    On March 1, 2013 at 12:57 pm

    As my husband will tell you, this story fires me up. And not in the way people may think. I feel like there are too many omissions when discussing this.

    First – let’s take a closer look at that nursery in her office. You forgot to mention that she returned to work TWO WEEKS after her baby was born. If she had to be back that soon while most of her employees have minimum 3 months off, then it’s completely understandable why that nursery was built. But I highly doubt she brought her kid to work after the first few months. And if she is still bringing her kid, then yes, that is a double standard.

    Now I also want to see what is in the benefits package being offered to Yahoo employees. From my understanding, there is on-site daycare and emergency back-up care for sick family members (very progressive). But what about paid time off – how much do they get in a year? How many sick days? How many holidays?
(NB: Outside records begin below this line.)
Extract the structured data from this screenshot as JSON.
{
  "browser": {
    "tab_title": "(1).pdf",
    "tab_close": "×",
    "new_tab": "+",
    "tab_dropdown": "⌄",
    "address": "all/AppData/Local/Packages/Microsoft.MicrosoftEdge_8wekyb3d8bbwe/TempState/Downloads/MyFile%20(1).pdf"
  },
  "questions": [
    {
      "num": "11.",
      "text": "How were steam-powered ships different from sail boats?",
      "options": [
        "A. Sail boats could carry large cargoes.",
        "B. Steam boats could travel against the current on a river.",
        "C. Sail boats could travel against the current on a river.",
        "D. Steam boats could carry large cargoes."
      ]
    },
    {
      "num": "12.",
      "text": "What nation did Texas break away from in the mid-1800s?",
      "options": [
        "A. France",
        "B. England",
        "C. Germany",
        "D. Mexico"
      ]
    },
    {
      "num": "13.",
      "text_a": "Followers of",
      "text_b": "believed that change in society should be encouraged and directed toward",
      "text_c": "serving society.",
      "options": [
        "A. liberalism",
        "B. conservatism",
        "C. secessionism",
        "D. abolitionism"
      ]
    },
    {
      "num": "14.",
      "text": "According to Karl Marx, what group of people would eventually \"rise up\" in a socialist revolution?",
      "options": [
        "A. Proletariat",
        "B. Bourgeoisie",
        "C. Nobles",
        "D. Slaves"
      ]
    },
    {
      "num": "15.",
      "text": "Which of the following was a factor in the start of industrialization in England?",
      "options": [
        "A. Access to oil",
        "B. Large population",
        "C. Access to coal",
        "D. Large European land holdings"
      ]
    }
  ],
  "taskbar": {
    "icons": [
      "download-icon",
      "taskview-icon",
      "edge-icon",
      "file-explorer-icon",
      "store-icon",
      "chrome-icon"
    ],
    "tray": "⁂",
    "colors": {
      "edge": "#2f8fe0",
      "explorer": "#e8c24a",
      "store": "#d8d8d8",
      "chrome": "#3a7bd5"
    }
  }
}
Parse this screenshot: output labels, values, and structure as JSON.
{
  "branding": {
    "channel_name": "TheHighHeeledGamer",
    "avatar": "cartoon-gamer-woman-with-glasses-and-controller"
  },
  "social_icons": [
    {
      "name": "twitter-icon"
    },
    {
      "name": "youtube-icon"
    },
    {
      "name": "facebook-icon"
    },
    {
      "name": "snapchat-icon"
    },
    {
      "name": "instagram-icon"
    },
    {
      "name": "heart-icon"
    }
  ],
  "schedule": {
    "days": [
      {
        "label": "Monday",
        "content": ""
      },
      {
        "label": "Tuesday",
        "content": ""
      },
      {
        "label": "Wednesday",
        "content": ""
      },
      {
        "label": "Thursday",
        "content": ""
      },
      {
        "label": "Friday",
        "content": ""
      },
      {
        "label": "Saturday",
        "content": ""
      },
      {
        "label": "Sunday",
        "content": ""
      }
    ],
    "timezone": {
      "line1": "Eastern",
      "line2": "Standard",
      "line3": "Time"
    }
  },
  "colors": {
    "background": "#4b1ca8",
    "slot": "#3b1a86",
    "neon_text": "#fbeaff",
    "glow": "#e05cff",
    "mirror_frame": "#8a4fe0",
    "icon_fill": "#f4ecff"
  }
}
    If I had to take a stab in the dark, my guess is this ban on working remotely has to do with the bottom line. And they probably saw that workers were not using their PTO legitimately and instead would work from home (wink wink) in order to save PTO and have it paid out in a lump sum. It very likely hurt productivity and was a money suck.

    I certainly don’t blame a company for wanting employees to physically be at work – they have every right to make that a cornerstone of their culture. And I understand why employees would frown upon less flexibility. But my guess is this crackdown is only going to affect a select few. The rest will have to suck it up and take a full day off to wait for the cable man – and they’ll probably appreciate the day off more instead of feeling like they should be “working from home.”

    I could go on, not because I want to be devil’s advocate but because I know there’s more to this story than is being reported. Maybe we need to take a step back and look at why Generation Y feels they are entitled to such flexibility (sorry if I’m being a downer to my gen, I just don’t have sympathy for Yahoo workers who have a much better work situation than most).